A large crane backs up to begin disassembling the house for the move. The house had to be moved in pieces. “It required walls to come down, and holes were made for straps to lift the third floor,” Scharnikow explains.

Negotiations with the builder were the easy part; the search for a new location was much more complex. As might be expected, there are lots of logistical issues involved in moving an entire house. The new owner explains, “The route limited which lot I could place the house on: the streets had to be wide, trees could not be leaning in, the property required a staging area for the crane, the house could not make certain turns, the bridges had to be able to support the weight.” It took her about eight months to find a suitable lot in Cape May. However, the developer was eager to have the house removed from its Avalon location, so it was stored in Egg Harbor until Scharnikow found the lot in Cape May.

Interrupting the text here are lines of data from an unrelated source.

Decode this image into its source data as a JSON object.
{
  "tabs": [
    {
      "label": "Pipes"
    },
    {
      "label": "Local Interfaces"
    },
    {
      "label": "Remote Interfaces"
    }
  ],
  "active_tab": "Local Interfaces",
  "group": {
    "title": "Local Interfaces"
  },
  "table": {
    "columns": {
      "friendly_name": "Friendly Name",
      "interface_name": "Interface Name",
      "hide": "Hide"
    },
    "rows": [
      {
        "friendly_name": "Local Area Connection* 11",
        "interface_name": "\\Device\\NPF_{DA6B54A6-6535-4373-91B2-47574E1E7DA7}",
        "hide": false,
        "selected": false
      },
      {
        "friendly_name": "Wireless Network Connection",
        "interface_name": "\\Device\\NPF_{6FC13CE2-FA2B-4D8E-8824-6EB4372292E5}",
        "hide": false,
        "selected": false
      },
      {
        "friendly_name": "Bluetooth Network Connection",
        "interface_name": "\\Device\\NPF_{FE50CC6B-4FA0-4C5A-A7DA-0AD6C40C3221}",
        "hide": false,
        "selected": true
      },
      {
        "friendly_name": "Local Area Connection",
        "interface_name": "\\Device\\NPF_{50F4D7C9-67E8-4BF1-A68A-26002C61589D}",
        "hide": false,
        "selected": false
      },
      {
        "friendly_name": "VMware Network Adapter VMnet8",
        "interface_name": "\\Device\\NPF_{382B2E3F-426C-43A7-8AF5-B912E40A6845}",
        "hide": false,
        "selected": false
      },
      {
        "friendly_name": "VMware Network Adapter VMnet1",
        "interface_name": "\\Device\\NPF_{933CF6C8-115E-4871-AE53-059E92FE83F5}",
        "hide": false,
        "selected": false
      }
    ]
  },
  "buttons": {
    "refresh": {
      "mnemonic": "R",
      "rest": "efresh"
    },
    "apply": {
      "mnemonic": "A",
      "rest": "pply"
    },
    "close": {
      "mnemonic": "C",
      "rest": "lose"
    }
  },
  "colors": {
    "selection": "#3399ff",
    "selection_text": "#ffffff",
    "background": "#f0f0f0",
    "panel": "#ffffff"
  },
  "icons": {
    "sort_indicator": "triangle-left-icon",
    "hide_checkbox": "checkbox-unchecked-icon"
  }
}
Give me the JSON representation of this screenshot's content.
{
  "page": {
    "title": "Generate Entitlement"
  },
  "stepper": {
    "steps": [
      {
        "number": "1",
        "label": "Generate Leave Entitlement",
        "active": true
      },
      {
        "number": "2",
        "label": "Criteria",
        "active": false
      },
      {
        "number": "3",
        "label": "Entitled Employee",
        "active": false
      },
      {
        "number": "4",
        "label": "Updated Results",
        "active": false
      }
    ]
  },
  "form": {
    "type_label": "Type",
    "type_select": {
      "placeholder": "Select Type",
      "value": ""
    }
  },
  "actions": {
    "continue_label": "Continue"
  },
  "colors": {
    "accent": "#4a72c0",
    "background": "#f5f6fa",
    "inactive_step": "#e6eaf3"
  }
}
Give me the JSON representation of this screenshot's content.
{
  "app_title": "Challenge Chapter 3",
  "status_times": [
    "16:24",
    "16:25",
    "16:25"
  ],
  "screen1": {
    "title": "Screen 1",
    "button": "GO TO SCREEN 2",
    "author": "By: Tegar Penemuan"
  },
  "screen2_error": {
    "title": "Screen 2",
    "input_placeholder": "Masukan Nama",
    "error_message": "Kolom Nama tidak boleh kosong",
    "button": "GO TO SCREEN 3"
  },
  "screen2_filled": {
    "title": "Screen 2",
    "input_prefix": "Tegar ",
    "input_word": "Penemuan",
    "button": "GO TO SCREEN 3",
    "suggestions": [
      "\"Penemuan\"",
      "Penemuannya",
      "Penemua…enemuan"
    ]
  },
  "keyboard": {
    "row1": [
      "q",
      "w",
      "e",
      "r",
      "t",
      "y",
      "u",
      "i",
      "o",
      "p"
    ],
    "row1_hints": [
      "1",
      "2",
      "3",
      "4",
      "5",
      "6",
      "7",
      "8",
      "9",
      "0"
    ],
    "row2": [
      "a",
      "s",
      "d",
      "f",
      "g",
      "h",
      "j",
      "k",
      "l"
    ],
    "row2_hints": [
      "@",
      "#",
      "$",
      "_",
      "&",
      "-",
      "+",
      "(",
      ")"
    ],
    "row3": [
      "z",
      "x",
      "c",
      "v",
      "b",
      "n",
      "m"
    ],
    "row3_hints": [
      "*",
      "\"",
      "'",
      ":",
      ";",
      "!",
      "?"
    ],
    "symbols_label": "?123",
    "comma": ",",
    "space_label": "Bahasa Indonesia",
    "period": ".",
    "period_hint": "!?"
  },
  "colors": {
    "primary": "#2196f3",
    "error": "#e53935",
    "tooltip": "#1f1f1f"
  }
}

Moving day proved to be a cross between a construction project and a parade. “This was a major undertaking involving numerous parties, including coordination of multiple townships, police, fire and construction crews.” The journey was arduous. “The house travelled very slowly, and held up traffic for miles.” The 38-mile trip took 4-5 hours. On the plus side, the “mobile” home attracted a lively, welcoming audience. “The community watched the house coming into town, and Wawa offered free coffee and donuts that day!”

The mobile house moved slowly and held up traffic for miles.

  • The house at its new location: “It was in rough shape when it arrived in town,” Scharnikow says. “I was not prepared for how much physical damage occurred. It was a challenge to put it back together and retain the historical aspects.”


  • “There were 30-mile-per-hour winds on the day we put the third floor back on. It was swaying back and forth,” Scharnikow notes.


  • Scharnikow incorporated modern improvements into the home, including the construction of an addition that nearly doubled the square footage from 1,820 to 3,559 square feet


Now the dust has settled (literally) and the grand old house looks as good as new. “I took my time researching the house,” Scharnikow says. “I studied pictures and interviewed older family members to re-create certain elements lost to time. My philosophy was not to move an old house to make it look modern — it had to be updated for 2020 but retain its historical roots.”

The family has kept the home as a rental property, providing an opportunity for others to experience a stay in this special dwelling. “Our first renters sent me pictures of themselves having wine and cheese in the tower! How great is that!?” says Scharnikow, who is gratified she was able to rescue this extraordinary piece of history. “This story is about preservation of old homes. These homes are mini museums, and they are being taken down too quickly. The house has a story to tell. I hope people enter the home and are taken back to historic New Jersey — where farmlands and simple cottages dotted the coast.”

The renovated house on its new Cape May property. Scharnikow referred to old photographs to re-create some original features, such as the pebble dash stucco on the porch wall and the black exterior scrollwork.

Sources: builder, Paul Burgin Builders in Cape May; “Cedar Impressions” scallop, octagon and half-cove siding on front gable and tower and “Cedar Impressions” triple-5-inch straight-edge sawmill shingles on addition, CertainTeed.